Uber’s scandals over the past year among the top echelons – along with those of other companies – points to a slew of failings at the CEO level. From allegations of sexual harassment and gender/racial bias to legal violations and general bad behavior, the company’s actions have revealed critical gaps in its leadership evaluation, whether that evaluation was self-imposed or external. If it isn’t already, this should a wakeup call for leaders and boards across companies everywhere.
Most businesses ultimately exist to create a profit, yes, but businesses are built on people. Leaders have a clear understanding of the financial metrics that they need to meet, often focusing on these as the primary indicator of the company’s health. But with a single mindedness on the numbers, you might not be giving enough thought to the other aspects of your performance that your stakeholders, board or advisory committee are taking into consideration. In an era of fraud, ‘bro culture’ and persistent gender or racial inequality, there are critical performance metrics beyond finances that must be measured if a company aims to succeed in the long run. And for a CEO to truly define what great leadership is.

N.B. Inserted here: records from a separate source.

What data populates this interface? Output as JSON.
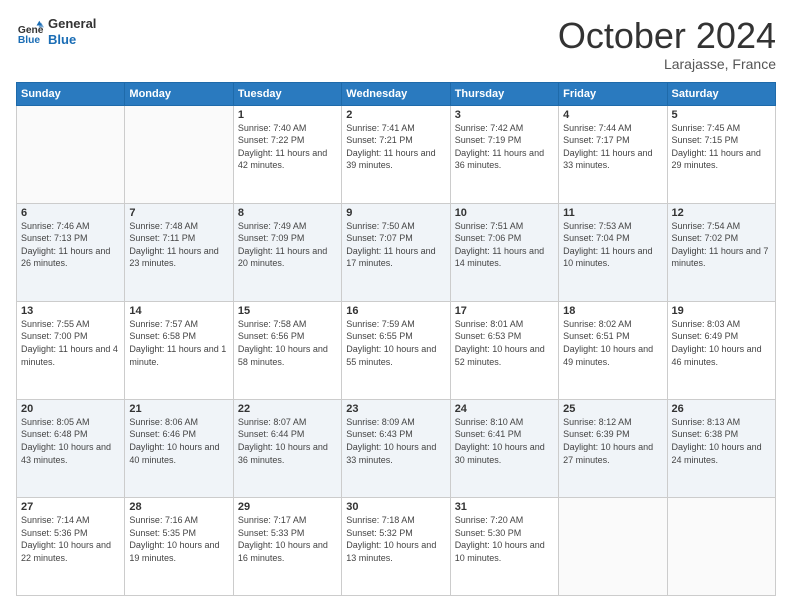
{
  "header": {
    "logo_line1": "General",
    "logo_line2": "Blue",
    "month": "October 2024",
    "location": "Larajasse, France"
  },
  "weekdays": [
    "Sunday",
    "Monday",
    "Tuesday",
    "Wednesday",
    "Thursday",
    "Friday",
    "Saturday"
  ],
  "weeks": [
    [
      {
        "day": "",
        "info": ""
      },
      {
        "day": "",
        "info": ""
      },
      {
        "day": "1",
        "info": "Sunrise: 7:40 AM\nSunset: 7:22 PM\nDaylight: 11 hours and 42 minutes."
      },
      {
        "day": "2",
        "info": "Sunrise: 7:41 AM\nSunset: 7:21 PM\nDaylight: 11 hours and 39 minutes."
      },
      {
        "day": "3",
        "info": "Sunrise: 7:42 AM\nSunset: 7:19 PM\nDaylight: 11 hours and 36 minutes."
      },
      {
        "day": "4",
        "info": "Sunrise: 7:44 AM\nSunset: 7:17 PM\nDaylight: 11 hours and 33 minutes."
      },
      {
        "day": "5",
        "info": "Sunrise: 7:45 AM\nSunset: 7:15 PM\nDaylight: 11 hours and 29 minutes."
      }
    ],
    [
      {
        "day": "6",
        "info": "Sunrise: 7:46 AM\nSunset: 7:13 PM\nDaylight: 11 hours and 26 minutes."
      },
      {
        "day": "7",
        "info": "Sunrise: 7:48 AM\nSunset: 7:11 PM\nDaylight: 11 hours and 23 minutes."
      },
      {
        "day": "8",
        "info": "Sunrise: 7:49 AM\nSunset: 7:09 PM\nDaylight: 11 hours and 20 minutes."
      },
      {
        "day": "9",
        "info": "Sunrise: 7:50 AM\nSunset: 7:07 PM\nDaylight: 11 hours and 17 minutes."
      },
      {
        "day": "10",
        "info": "Sunrise: 7:51 AM\nSunset: 7:06 PM\nDaylight: 11 hours and 14 minutes."
      },
      {
        "day": "11",
        "info": "Sunrise: 7:53 AM\nSunset: 7:04 PM\nDaylight: 11 hours and 10 minutes."
      },
      {
        "day": "12",
        "info": "Sunrise: 7:54 AM\nSunset: 7:02 PM\nDaylight: 11 hours and 7 minutes."
      }
    ],
    [
      {
        "day": "13",
        "info": "Sunrise: 7:55 AM\nSunset: 7:00 PM\nDaylight: 11 hours and 4 minutes."
      },
      {
        "day": "14",
        "info": "Sunrise: 7:57 AM\nSunset: 6:58 PM\nDaylight: 11 hours and 1 minute."
      },
      {
        "day": "15",
        "info": "Sunrise: 7:58 AM\nSunset: 6:56 PM\nDaylight: 10 hours and 58 minutes."
      },
      {
        "day": "16",
        "info": "Sunrise: 7:59 AM\nSunset: 6:55 PM\nDaylight: 10 hours and 55 minutes."
      },
      {
        "day": "17",
        "info": "Sunrise: 8:01 AM\nSunset: 6:53 PM\nDaylight: 10 hours and 52 minutes."
      },
      {
        "day": "18",
        "info": "Sunrise: 8:02 AM\nSunset: 6:51 PM\nDaylight: 10 hours and 49 minutes."
      },
      {
        "day": "19",
        "info": "Sunrise: 8:03 AM\nSunset: 6:49 PM\nDaylight: 10 hours and 46 minutes."
      }
    ],
    [
      {
        "day": "20",
        "info": "Sunrise: 8:05 AM\nSunset: 6:48 PM\nDaylight: 10 hours and 43 minutes."
      },
      {
        "day": "21",
        "info": "Sunrise: 8:06 AM\nSunset: 6:46 PM\nDaylight: 10 hours and 40 minutes."
      },
      {
        "day": "22",
        "info": "Sunrise: 8:07 AM\nSunset: 6:44 PM\nDaylight: 10 hours and 36 minutes."
      },
      {
        "day": "23",
        "info": "Sunrise: 8:09 AM\nSunset: 6:43 PM\nDaylight: 10 hours and 33 minutes."
      },
      {
        "day": "24",
        "info": "Sunrise: 8:10 AM\nSunset: 6:41 PM\nDaylight: 10 hours and 30 minutes."
      },
      {
        "day": "25",
        "info": "Sunrise: 8:12 AM\nSunset: 6:39 PM\nDaylight: 10 hours and 27 minutes."
      },
      {
        "day": "26",
        "info": "Sunrise: 8:13 AM\nSunset: 6:38 PM\nDaylight: 10 hours and 24 minutes."
      }
    ],
    [
      {
        "day": "27",
        "info": "Sunrise: 7:14 AM\nSunset: 5:36 PM\nDaylight: 10 hours and 22 minutes."
      },
      {
        "day": "28",
        "info": "Sunrise: 7:16 AM\nSunset: 5:35 PM\nDaylight: 10 hours and 19 minutes."
      },
      {
        "day": "29",
        "info": "Sunrise: 7:17 AM\nSunset: 5:33 PM\nDaylight: 10 hours and 16 minutes."
      },
      {
        "day": "30",
        "info": "Sunrise: 7:18 AM\nSunset: 5:32 PM\nDaylight: 10 hours and 13 minutes."
      },
      {
        "day": "31",
        "info": "Sunrise: 7:20 AM\nSunset: 5:30 PM\nDaylight: 10 hours and 10 minutes."
      },
      {
        "day": "",
        "info": ""
      },
      {
        "day": "",
        "info": ""
      }
    ]
  ]
}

So do you really know what aspects of your performance are being evaluated? It’s not uncommon for a CEO to feel blindsided when they are evaluated beyond the financial metrics. But beyond profitability, a critical role for the board of directors is also to determine the values to be promoted throughout the company, as well as act in the interest of the employees. Here are some of the other aspects of performance that a good board is – or should be – evaluating for:
• Developing Talent: Are the members of your executive team being developed? Are you seeing progress and growth in their roles? Are they being encouraged to coach and mentor their staff? As the leader of an organization, one of the most important mirrors to your company’s success is how the people under your leadership are developing. Communication is important, but so is listening. You need to be engaged enough to read people and gain their trust. If you have a good person in the right role, but they don’t seem to be thriving, take a deeper look at your own leadership to make sure you’re effectively communicating your own vision.
• People Management: Look at turnover rates, success of internal initiatives, employee involvement and other culture indicators. If there is a culture issue, employees are either leaving or they aren’t engaged. Culture starts with you at the top. If you identify an issue, it likely means you haven’t been making workplace culture a priority. Turnover and low productivity will cost you in the end, so make changes now to keep your organization running smoothly.
• Future Strategy: First question to ask: do you have one? As the senior leader in your organization, having a plan for the way forward, and communicating it effectively is your primary goal. Take a hard look at what you have in place, and whether your people know about it.
Without these performance metrics a CEO, and the board, are not doing their job with due diligence. And ironically, with an eye focused solely on the finances, profits will soon take a dive, as Uber learned, ending Q1 with a $700 million loss. And it doesn’t take a lot of evaluation to know that’s not a good thing.